The bill now must be passed by the Senate and signed by the President before the end of the year for it to become law.

Background on H.R. 1378

Judges James M. Carter and Judith N. Keep were trailblazers in the San Diego legal community. Both were tireless in their efforts off the bench to better their local communities, and served as mentors to countless young attorneys and judges in the San Diego region.

Judge Carter was the moving force behind the creation of the Southern District of California. In response to the tremendous population growth in San Diego after WWII, Judge Carter successfully convinced the Judicial Conference of the United States to support the creation of the Southern District. In 1966, after its creation, Judge Carter became the first Chief Judge of the District Court, serving in that position until his appointment to the Ninth Circuit Court of Appeals.

Judge Keep was instrumental in opening up the San Diego legal field to women. Judge Keep graduated from the University Of San Diego School Of Law as its valedictorian, at a time when fewer than 5 percent of lawyers were women. She then worked as a staff attorney at Defenders, Inc., where she was the first female staff attorney representing indigent criminal defendants in federal court. In 1980, Judge Keep was nominated to become the first female judge for the District Court of the Southern District of California, and later she became the District Court’s first female Chief Judge.

Judge John Rhoades served as a U.S. District Court Judge for 22 years and was widely respected throughout the San Diego legal community. Prior to his legal work he served as a Navy pilot during WWII. He presided over numerous high-profile cases, including the approval of a plan that allowed for the first Latino-majority district in the San Diego City Council.
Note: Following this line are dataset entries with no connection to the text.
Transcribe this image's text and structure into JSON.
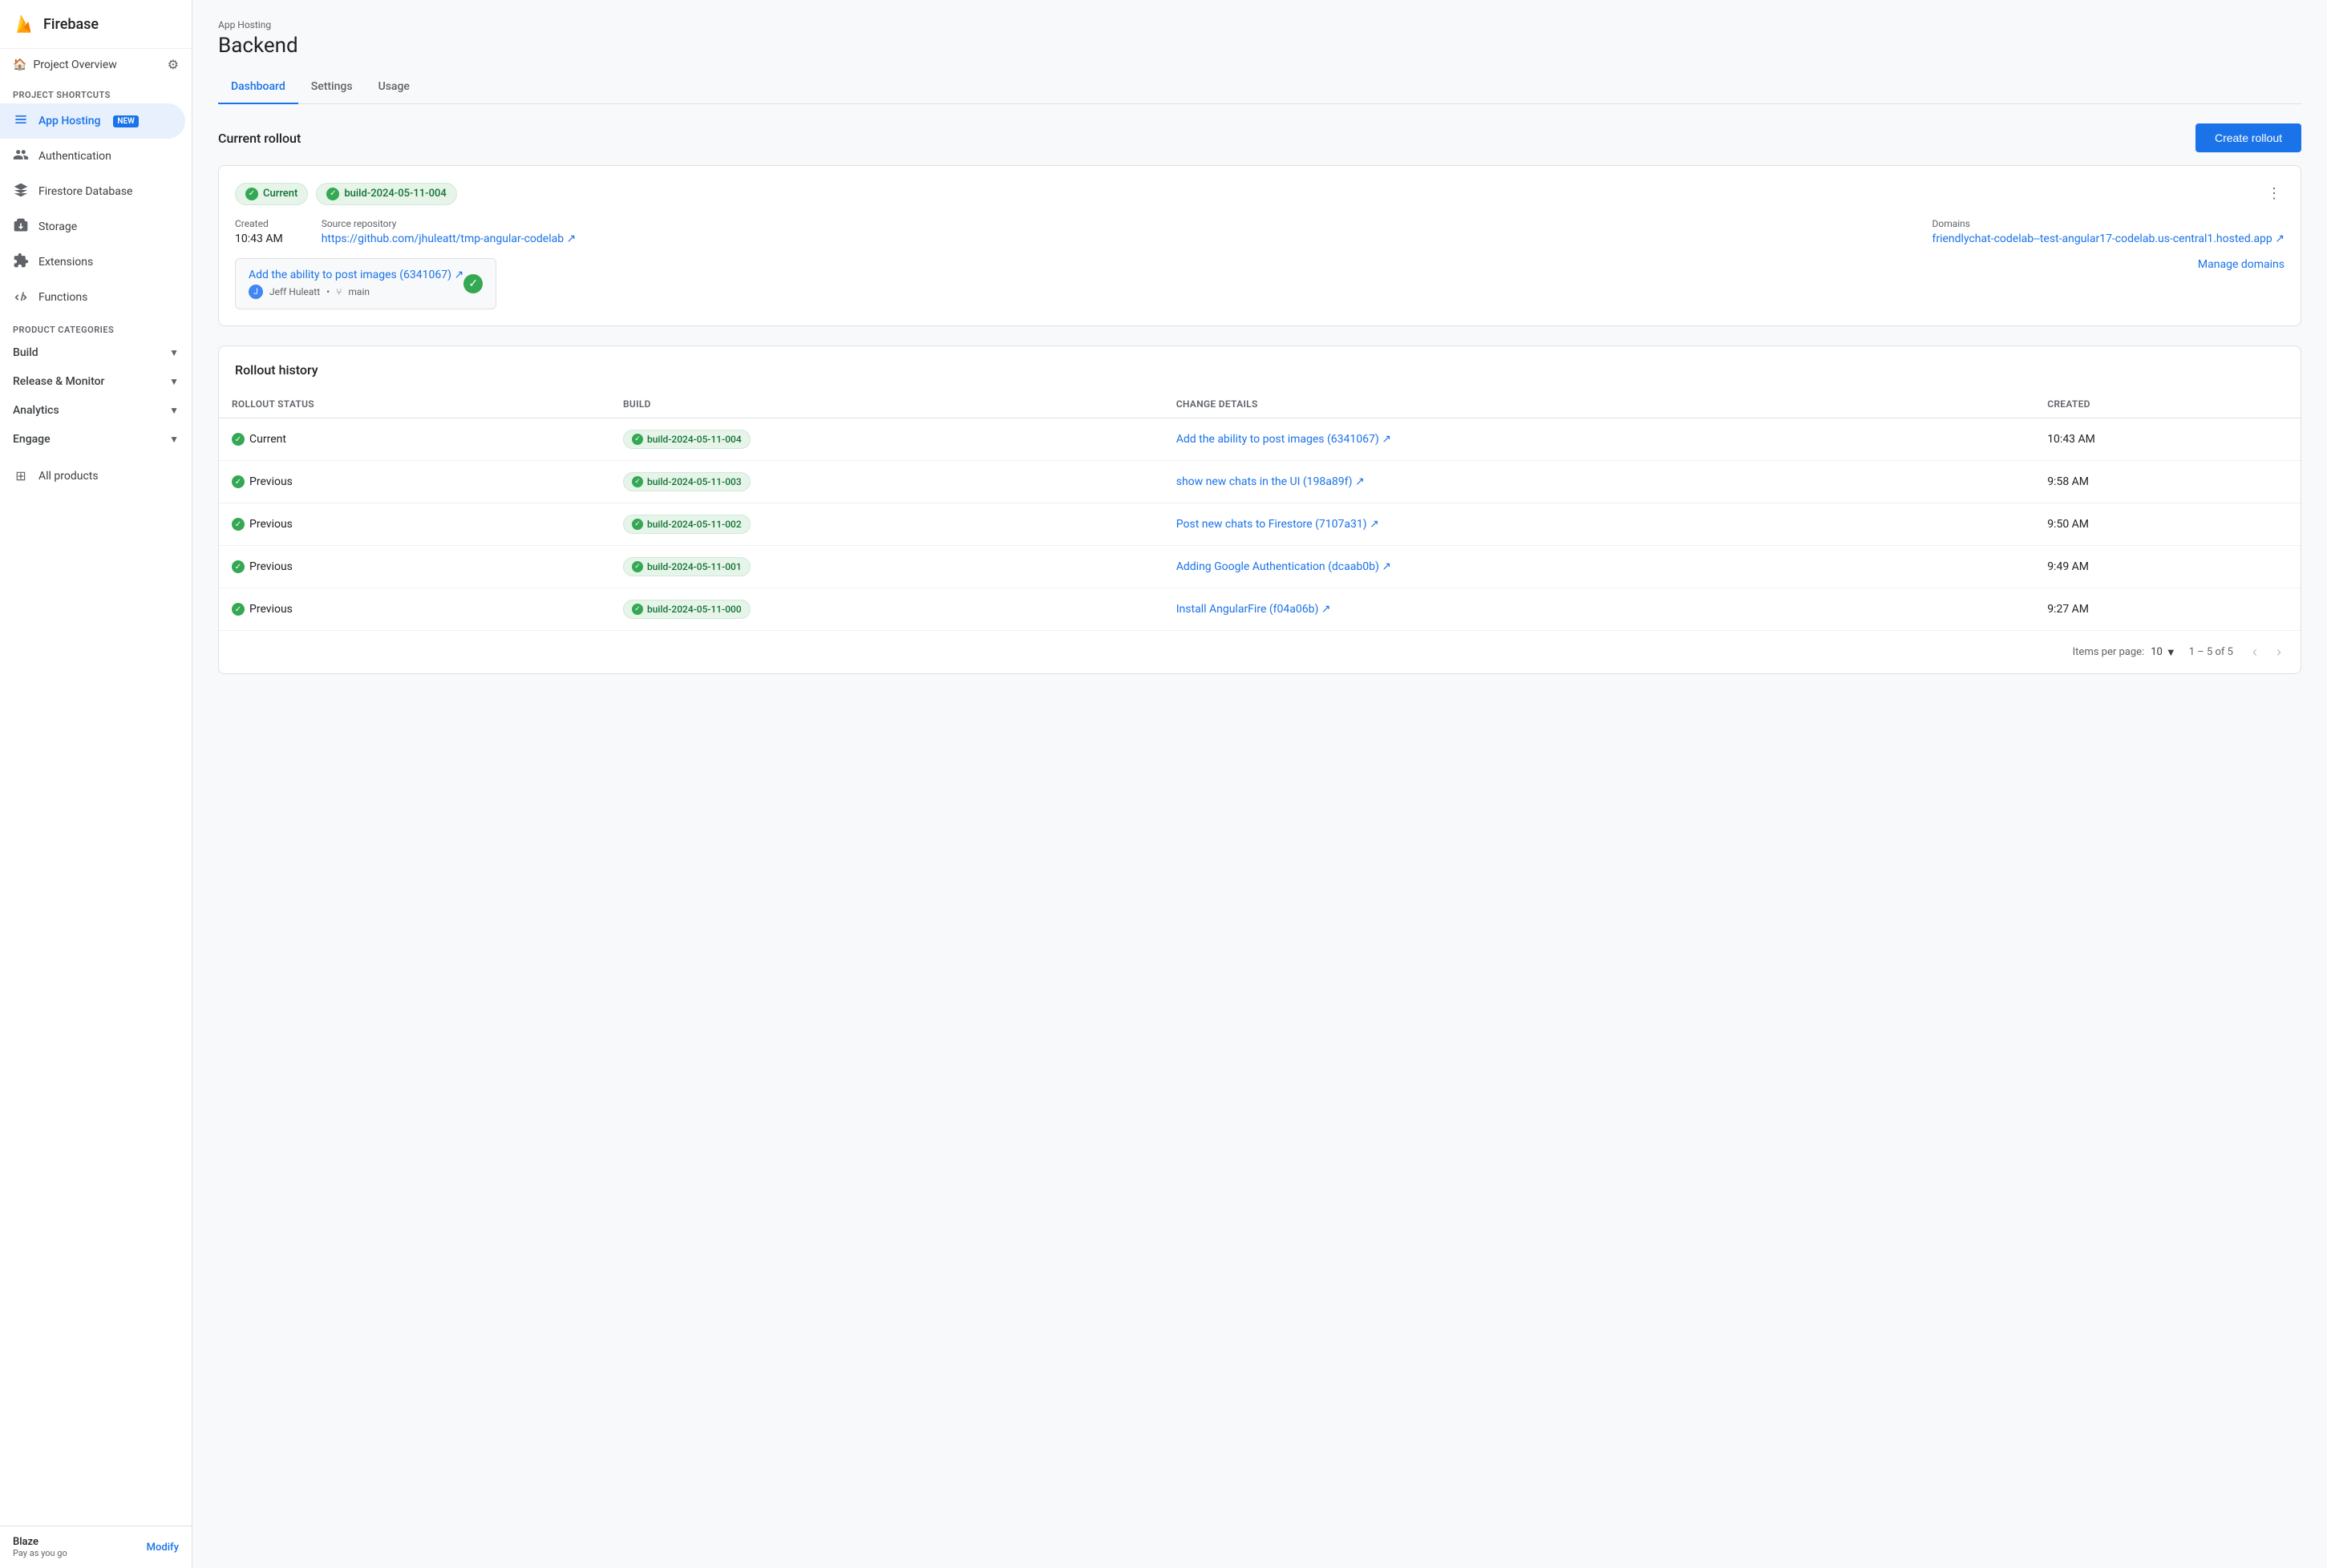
{
  "app": {
    "name": "Firebase"
  },
  "sidebar": {
    "project_overview": "Project Overview",
    "project_shortcuts_label": "Project shortcuts",
    "product_categories_label": "Product categories",
    "items": [
      {
        "id": "app-hosting",
        "label": "App Hosting",
        "badge": "NEW",
        "active": true
      },
      {
        "id": "authentication",
        "label": "Authentication"
      },
      {
        "id": "firestore",
        "label": "Firestore Database"
      },
      {
        "id": "storage",
        "label": "Storage"
      },
      {
        "id": "extensions",
        "label": "Extensions"
      },
      {
        "id": "functions",
        "label": "Functions"
      }
    ],
    "categories": [
      {
        "id": "build",
        "label": "Build"
      },
      {
        "id": "release-monitor",
        "label": "Release & Monitor"
      },
      {
        "id": "analytics",
        "label": "Analytics"
      },
      {
        "id": "engage",
        "label": "Engage"
      }
    ],
    "all_products": "All products",
    "footer": {
      "plan": "Blaze",
      "sub": "Pay as you go",
      "modify": "Modify"
    }
  },
  "header": {
    "subtitle": "App Hosting",
    "title": "Backend"
  },
  "tabs": [
    {
      "id": "dashboard",
      "label": "Dashboard",
      "active": true
    },
    {
      "id": "settings",
      "label": "Settings"
    },
    {
      "id": "usage",
      "label": "Usage"
    }
  ],
  "current_rollout": {
    "section_title": "Current rollout",
    "create_btn": "Create rollout",
    "status_chip": "Current",
    "build_chip": "build-2024-05-11-004",
    "created_label": "Created",
    "created_value": "10:43 AM",
    "source_label": "Source repository",
    "source_link": "https://github.com/jhuleatt/tmp-angular-codelab",
    "source_display": "https://github.com/jhuleatt/tmp-angular-codelab ↗",
    "domains_label": "Domains",
    "domain_link": "friendlychat-codelab--test-angular17-codelab.us-central1.hosted.app ↗",
    "domain_href": "friendlychat-codelab--test-angular17-codelab.us-central1.hosted.app",
    "commit_title": "Add the ability to post images (6341067) ↗",
    "commit_author": "Jeff Huleatt",
    "commit_branch": "main",
    "manage_domains": "Manage domains"
  },
  "rollout_history": {
    "title": "Rollout history",
    "columns": [
      {
        "id": "status",
        "label": "Rollout Status"
      },
      {
        "id": "build",
        "label": "Build"
      },
      {
        "id": "change",
        "label": "Change details"
      },
      {
        "id": "created",
        "label": "Created"
      }
    ],
    "rows": [
      {
        "status": "Current",
        "build": "build-2024-05-11-004",
        "change": "Add the ability to post images (6341067) ↗",
        "created": "10:43 AM"
      },
      {
        "status": "Previous",
        "build": "build-2024-05-11-003",
        "change": "show new chats in the UI (198a89f) ↗",
        "created": "9:58 AM"
      },
      {
        "status": "Previous",
        "build": "build-2024-05-11-002",
        "change": "Post new chats to Firestore (7107a31) ↗",
        "created": "9:50 AM"
      },
      {
        "status": "Previous",
        "build": "build-2024-05-11-001",
        "change": "Adding Google Authentication (dcaab0b) ↗",
        "created": "9:49 AM"
      },
      {
        "status": "Previous",
        "build": "build-2024-05-11-000",
        "change": "Install AngularFire (f04a06b) ↗",
        "created": "9:27 AM"
      }
    ],
    "pagination": {
      "items_per_page_label": "Items per page:",
      "per_page": "10",
      "page_info": "1 – 5 of 5"
    }
  }
}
He and his wife were also active supporters of Casa de Cuña, a Tijuana orphanage.